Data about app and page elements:
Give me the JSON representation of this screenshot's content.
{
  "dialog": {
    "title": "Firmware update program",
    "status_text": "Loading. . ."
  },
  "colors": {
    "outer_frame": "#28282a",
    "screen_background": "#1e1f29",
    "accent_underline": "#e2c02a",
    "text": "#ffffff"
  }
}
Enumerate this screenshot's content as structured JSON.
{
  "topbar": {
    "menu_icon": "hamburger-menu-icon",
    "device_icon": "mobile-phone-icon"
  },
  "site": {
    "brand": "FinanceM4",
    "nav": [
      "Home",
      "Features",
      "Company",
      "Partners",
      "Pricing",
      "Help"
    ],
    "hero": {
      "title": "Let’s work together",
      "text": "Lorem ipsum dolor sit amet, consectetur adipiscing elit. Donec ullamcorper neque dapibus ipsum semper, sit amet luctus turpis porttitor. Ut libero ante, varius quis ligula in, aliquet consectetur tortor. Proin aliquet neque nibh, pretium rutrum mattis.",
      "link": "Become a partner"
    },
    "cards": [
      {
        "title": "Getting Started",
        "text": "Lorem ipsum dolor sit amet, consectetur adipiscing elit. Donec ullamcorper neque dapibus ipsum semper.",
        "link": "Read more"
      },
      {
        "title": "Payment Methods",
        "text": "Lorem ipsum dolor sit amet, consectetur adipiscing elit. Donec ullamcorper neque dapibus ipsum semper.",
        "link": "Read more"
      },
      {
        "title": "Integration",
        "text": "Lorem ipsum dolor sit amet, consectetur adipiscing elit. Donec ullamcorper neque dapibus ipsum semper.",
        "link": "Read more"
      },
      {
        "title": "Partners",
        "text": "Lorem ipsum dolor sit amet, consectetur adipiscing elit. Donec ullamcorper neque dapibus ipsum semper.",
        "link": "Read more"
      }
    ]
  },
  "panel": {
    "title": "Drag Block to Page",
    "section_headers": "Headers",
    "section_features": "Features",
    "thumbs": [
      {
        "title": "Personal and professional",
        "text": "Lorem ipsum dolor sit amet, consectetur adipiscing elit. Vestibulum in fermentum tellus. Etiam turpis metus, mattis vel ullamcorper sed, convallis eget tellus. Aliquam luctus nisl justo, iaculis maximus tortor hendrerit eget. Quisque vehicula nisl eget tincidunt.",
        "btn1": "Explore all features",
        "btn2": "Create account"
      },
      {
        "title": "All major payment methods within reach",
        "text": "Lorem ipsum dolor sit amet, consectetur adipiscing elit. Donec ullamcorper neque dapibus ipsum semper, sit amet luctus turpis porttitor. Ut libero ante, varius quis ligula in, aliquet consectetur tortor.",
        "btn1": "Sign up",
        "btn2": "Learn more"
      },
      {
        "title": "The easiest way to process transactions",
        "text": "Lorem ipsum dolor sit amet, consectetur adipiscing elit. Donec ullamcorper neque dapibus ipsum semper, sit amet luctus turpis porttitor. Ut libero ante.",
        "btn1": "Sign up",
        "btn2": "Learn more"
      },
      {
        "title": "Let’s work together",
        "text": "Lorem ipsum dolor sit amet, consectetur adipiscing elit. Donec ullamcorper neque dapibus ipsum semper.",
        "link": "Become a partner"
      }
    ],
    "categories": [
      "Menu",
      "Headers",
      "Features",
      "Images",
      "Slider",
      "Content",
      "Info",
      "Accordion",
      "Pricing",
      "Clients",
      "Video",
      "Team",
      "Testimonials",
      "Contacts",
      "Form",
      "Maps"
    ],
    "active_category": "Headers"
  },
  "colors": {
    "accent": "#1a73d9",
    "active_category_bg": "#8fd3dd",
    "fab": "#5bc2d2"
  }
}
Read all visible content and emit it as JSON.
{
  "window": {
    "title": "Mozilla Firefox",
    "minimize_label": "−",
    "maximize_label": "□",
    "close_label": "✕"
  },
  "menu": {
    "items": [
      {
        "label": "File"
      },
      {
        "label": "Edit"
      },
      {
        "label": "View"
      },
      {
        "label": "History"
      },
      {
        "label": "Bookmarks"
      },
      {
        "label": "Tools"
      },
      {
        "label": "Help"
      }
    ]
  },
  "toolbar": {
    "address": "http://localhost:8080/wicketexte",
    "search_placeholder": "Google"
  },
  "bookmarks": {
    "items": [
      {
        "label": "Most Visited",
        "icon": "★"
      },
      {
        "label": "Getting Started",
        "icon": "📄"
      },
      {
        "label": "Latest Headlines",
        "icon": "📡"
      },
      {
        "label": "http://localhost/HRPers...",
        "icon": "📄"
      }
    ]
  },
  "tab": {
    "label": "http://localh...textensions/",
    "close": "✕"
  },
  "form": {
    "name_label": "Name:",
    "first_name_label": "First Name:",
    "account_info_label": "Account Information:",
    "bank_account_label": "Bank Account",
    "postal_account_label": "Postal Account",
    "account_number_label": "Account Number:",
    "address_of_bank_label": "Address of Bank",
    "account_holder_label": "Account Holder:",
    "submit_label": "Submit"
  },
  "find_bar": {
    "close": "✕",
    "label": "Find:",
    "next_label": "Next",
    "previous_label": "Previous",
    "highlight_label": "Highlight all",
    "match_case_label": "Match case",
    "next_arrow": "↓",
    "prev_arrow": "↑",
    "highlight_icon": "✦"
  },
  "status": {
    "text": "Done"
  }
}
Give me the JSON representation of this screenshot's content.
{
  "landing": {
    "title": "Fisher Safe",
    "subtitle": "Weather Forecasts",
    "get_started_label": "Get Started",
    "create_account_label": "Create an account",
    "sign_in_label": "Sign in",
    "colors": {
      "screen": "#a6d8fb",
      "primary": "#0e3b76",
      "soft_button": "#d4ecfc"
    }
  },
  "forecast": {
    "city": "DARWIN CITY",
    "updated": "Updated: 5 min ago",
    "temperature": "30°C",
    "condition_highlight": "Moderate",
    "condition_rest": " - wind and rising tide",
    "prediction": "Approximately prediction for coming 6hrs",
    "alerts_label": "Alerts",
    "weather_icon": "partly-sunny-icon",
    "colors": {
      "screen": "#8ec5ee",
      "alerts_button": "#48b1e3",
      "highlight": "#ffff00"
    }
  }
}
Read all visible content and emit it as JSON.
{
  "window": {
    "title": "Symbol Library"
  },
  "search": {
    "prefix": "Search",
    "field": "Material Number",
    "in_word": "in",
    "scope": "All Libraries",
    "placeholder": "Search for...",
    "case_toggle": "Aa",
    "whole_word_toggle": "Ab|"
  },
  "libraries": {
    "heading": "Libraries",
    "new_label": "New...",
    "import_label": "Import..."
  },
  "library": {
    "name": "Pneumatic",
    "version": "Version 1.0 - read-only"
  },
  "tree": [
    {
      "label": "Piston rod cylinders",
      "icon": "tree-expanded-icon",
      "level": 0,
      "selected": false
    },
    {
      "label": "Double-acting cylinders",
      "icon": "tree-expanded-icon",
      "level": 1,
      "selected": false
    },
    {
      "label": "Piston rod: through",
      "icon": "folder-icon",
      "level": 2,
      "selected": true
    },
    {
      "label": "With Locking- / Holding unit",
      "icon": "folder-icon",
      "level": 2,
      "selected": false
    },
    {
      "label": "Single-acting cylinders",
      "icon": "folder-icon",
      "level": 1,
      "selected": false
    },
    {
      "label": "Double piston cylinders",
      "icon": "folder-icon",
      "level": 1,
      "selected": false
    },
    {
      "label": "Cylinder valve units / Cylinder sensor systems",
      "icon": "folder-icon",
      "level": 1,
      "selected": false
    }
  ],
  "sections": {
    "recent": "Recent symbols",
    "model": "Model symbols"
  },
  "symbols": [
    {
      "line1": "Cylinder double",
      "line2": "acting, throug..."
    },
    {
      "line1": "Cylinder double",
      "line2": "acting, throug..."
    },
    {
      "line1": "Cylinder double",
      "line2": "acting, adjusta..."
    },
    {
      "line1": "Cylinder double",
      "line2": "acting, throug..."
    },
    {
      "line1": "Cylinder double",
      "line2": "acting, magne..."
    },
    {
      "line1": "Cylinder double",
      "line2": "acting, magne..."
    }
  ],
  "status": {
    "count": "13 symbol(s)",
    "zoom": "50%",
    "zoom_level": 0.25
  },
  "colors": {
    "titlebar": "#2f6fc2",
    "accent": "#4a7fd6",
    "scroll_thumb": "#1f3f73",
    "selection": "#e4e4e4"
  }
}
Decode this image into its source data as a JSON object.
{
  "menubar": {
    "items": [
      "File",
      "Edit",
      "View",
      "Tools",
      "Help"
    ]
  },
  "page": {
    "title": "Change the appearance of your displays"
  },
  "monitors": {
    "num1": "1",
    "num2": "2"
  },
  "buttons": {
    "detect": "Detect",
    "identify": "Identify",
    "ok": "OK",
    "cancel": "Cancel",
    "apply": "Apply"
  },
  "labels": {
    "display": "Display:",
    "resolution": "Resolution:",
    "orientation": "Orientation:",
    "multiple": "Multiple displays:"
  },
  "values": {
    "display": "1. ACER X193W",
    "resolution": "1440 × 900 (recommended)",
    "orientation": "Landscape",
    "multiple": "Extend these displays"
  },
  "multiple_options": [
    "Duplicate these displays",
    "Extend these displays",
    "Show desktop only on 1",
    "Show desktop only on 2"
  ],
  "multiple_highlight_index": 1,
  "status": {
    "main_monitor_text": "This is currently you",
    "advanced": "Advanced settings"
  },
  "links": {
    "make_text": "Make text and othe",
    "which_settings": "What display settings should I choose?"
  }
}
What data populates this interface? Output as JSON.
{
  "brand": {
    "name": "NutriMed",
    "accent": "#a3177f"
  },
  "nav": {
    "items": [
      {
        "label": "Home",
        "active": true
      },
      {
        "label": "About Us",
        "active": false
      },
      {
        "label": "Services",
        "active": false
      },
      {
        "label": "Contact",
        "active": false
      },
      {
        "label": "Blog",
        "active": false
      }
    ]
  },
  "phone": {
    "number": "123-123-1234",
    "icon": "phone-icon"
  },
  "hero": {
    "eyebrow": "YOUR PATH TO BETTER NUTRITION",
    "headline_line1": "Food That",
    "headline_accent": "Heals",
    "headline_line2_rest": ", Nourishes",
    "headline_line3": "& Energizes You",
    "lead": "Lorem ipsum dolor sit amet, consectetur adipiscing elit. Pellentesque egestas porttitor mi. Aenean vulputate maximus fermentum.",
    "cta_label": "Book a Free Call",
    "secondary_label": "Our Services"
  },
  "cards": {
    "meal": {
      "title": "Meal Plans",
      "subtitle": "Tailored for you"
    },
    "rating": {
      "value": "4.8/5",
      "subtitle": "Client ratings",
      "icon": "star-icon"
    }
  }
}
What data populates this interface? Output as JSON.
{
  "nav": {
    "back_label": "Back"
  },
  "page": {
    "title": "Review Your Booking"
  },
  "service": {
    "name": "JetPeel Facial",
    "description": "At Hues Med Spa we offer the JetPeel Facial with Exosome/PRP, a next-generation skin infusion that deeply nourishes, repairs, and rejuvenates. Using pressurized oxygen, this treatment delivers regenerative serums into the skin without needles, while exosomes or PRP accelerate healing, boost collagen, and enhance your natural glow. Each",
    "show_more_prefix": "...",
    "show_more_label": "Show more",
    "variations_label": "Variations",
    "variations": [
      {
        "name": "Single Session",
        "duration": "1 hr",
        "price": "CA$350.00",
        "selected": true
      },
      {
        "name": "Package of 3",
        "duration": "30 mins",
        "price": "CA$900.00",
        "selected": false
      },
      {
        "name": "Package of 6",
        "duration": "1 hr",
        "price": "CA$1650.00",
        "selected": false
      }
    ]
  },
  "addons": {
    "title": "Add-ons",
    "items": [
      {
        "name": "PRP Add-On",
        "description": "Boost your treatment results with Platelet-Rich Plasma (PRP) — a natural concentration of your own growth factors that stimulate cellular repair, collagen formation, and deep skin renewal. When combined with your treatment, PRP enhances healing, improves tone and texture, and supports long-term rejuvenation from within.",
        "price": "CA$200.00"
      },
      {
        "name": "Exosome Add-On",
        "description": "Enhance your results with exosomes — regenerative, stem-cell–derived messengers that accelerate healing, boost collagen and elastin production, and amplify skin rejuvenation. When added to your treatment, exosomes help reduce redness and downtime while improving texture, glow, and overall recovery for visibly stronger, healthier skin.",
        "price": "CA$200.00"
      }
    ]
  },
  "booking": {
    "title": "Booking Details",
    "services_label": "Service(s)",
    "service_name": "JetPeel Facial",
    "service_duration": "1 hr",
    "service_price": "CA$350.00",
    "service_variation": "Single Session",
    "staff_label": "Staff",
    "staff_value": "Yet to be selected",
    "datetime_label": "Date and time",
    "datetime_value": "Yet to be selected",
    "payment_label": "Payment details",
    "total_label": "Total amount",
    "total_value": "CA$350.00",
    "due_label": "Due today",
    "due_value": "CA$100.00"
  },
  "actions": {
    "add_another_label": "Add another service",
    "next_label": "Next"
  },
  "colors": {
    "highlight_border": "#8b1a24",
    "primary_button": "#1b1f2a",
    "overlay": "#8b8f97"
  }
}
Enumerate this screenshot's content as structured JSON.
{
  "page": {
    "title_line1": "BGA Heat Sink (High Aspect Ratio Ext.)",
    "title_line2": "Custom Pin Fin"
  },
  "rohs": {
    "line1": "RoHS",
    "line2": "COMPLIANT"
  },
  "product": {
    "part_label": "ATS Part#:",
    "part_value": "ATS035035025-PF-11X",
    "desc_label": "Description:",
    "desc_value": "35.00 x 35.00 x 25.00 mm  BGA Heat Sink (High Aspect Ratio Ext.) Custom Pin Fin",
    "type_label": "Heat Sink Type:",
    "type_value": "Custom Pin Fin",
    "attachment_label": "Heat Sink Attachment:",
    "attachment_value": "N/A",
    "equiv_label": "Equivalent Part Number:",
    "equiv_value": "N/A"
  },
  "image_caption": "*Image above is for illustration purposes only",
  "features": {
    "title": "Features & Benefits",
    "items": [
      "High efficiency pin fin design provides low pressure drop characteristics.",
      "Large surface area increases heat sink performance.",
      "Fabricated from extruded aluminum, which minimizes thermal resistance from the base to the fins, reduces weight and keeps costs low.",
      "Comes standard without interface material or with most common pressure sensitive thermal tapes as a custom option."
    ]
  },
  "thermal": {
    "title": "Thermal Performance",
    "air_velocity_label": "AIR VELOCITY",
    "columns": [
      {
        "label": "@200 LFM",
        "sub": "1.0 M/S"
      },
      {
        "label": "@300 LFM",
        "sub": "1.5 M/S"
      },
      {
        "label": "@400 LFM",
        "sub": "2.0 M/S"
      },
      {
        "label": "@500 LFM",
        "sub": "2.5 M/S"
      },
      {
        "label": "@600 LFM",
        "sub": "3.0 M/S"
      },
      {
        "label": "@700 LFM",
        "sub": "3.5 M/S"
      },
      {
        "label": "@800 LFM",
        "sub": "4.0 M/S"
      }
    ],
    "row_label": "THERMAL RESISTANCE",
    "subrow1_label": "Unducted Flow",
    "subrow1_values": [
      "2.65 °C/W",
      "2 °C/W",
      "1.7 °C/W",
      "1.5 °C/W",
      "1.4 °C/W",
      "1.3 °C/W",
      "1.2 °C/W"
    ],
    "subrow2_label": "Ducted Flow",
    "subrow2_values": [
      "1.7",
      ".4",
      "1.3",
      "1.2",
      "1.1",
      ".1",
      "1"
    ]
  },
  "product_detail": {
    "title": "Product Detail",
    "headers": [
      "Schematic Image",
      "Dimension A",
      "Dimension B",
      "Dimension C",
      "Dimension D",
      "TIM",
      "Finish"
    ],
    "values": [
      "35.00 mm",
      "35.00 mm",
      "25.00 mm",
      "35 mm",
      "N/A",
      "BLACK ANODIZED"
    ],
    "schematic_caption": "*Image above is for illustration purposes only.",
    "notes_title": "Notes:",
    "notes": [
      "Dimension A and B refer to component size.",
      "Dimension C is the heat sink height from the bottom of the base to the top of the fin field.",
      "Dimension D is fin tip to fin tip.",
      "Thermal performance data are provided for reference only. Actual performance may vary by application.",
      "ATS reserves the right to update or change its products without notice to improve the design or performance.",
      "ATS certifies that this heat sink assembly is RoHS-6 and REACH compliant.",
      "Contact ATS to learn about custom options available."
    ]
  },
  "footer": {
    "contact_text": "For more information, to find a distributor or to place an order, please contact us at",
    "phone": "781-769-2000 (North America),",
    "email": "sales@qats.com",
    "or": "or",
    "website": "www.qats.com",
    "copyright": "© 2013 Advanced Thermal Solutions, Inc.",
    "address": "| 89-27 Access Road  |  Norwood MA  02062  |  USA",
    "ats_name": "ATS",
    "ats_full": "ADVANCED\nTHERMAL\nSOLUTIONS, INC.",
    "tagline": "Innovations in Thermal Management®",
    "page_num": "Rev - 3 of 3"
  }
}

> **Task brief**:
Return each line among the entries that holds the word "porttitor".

> **Written answer**:
      "text": "Lorem ipsum dolor sit amet, consectetur adipiscing elit. Donec ullamcorper neque dapibus ipsum semper, sit amet luctus turpis porttitor. Ut libero ante, varius quis ligula in, aliquet consectetur tortor. Proin aliquet neque nibh, pretium rutrum mattis.",
        "text": "Lorem ipsum dolor sit amet, consectetur adipiscing elit. Donec ullamcorper neque dapibus ipsum semper, sit amet luctus turpis porttitor. Ut libero ante, varius quis ligula in, aliquet consectetur tortor.",
        "text": "Lorem ipsum dolor sit amet, consectetur adipiscing elit. Donec ullamcorper neque dapibus ipsum semper, sit amet luctus turpis porttitor. Ut libero ante.",
    "lead": "Lorem ipsum dolor sit amet, consectetur adipiscing elit. Pellentesque egestas porttitor mi. Aenean vulputate maximus fermentum.",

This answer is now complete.